Basic Economics, Capitalism, Conservativism, economics, Fair Wage, Finance, Free Market, Hoover Institution, Living Wage, Macroeconomics, Microeconomics, Peter Robinson, Salaries, Thomas Sowell, Wages
“Wages and salaries serve the same economic purposes as other prices — that is, they guide the utilization of scarce resources which have alternative uses, so that each resource gets used where it’s most valued. Yet because these scarce resources are human beings, we tend to look on wages and salaries differently. Often we ask questions that are quite emotionally powerful, even if they are logically meaningless. For example: Are the wages ‘fair’? Are the workers ‘exploited’? Is this ‘a living wage’?
Such questions seldom get asked about the prices of inanimate things, such as a can of peas or a share of stock in General Motors. But people are believed to be entitled to pay that is ‘fair,’ even if no one can define what that means. ‘Exploitation’ and ‘a living wage’ are likewise emotionally powerful expressions without concrete meanings. If a worker is living, how can he be receiving less than ‘a living wage’ unless he is, as some have said thoughtlessly, ‘living below subsistence’?
No one likes to see fellow human beings living in poverty and squalor, and many are prepared to do something about it, as shown by the vast billions of dollars that are donated to a wide range of charities every year, on top of the additional billions spent by governments in an attempt to better the condition of less fortunate people.

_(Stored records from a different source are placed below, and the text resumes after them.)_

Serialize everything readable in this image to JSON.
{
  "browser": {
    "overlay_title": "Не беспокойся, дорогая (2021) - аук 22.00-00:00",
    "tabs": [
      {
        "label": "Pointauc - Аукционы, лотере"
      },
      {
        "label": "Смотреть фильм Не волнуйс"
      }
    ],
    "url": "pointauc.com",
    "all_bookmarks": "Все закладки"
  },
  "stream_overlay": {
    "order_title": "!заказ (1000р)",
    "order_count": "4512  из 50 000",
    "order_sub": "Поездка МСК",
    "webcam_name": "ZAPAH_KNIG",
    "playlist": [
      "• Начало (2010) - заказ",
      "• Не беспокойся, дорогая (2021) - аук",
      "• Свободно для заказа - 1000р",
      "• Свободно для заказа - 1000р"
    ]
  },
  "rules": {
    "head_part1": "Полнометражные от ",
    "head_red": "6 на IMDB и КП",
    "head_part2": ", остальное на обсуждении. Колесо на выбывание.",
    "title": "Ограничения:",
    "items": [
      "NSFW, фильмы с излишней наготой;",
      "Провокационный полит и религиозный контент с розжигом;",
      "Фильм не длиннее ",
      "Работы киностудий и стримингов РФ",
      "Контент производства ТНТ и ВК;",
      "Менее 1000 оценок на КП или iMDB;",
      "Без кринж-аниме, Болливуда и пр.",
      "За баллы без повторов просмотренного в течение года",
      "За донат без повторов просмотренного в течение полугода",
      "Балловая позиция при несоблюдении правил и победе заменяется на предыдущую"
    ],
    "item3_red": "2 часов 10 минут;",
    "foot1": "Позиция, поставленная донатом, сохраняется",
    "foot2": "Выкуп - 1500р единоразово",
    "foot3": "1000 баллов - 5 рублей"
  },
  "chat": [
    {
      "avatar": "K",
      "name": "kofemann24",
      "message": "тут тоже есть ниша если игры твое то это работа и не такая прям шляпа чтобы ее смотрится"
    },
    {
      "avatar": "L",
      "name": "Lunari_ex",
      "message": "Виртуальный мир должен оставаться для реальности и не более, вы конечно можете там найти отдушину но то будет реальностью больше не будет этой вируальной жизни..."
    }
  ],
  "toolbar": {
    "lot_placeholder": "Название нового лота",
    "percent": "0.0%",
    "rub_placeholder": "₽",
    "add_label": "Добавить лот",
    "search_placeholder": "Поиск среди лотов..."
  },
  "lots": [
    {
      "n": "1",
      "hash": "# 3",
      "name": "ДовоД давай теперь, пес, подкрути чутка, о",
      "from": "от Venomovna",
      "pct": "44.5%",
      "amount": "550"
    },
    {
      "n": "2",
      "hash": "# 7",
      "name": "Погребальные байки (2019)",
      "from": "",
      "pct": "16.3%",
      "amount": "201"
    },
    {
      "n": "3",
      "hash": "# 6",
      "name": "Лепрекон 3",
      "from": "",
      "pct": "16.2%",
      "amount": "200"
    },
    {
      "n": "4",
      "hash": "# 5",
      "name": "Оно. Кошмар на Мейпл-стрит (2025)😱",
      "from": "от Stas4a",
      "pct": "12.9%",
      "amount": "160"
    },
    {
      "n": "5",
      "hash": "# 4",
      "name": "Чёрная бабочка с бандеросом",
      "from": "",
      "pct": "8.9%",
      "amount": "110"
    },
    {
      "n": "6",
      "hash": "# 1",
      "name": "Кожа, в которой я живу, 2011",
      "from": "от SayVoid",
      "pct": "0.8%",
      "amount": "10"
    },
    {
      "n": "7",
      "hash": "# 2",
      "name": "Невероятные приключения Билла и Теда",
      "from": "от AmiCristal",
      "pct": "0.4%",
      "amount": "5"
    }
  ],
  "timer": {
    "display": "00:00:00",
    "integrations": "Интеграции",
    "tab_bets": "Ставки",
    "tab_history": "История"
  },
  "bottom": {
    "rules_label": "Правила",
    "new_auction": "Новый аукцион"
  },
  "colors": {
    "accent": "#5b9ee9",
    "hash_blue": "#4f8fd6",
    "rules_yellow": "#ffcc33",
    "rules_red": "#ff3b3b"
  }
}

These socially important activities occur alongside an economy coordinated by prices, but the two things serve different purposes. Attempts to make prices, including the prices of people’s labor and talents, be something other than signals to guide resources to their most valued uses, make those prices less effective for their basic purpose, on which the prosperity of the whole society depends. Ultimately, it is economic prosperity that makes it possible for billions of dollars to be devoted to helping the less fortunate.
Nothing is more straightforward and easy to understand than the fact that some people earn more than others, for a variety of reasons. Some people are simply older than others, for example, and their additional years have given them opportunities to acquire more experience, skills, formal education and on-the-job training — all of which allows them to do a given job more efficiently or to take on more complicated jobs that would be overwhelming for a beginner or for someone with only limited experience or training. It is hardly surprising that this leads to higher incomes. With the passing years, older individuals may also become more knowledgable about job opportunities, while increasing numbers of other people become more aware of them and their individual abilities, leading to offers of new jobs or promotions. It is not uncommon for most of the people in the top 5 percent of income-earners to be 45 years old and up. […]
These and other common sense reasons for income differences among individuals are often lost sight of in abstract discussions of the ambiguous term ‘income distribution.’ Although people in the top income brackets and the bottom income brackets — ‘the rich’ and ‘the poor,’ as they are often called — may be discussed as if they were different classes of people, often they are the very same people at different stages of their lives. An absolute majority of those Americans who were in the bottom 20 percent in income in 1975 were also in the top 20 percent at some point over the next 16 years. This is not surprising.”
Excerpted from Thomas Sowell’s Basic Economics, a modern conservative’s primer on money and the market economy.
Below, watch the affable 84-year-old discussing the release of the fifth edition of Basic Economics with the Hoover Institution’s Peter Robinson last December.
And there’s more:
- How Jefferson fostered compromise on the national debt
- David Ricardo outlines the principle of comparative advantage
- Arthur Brooks on earning money versus creating value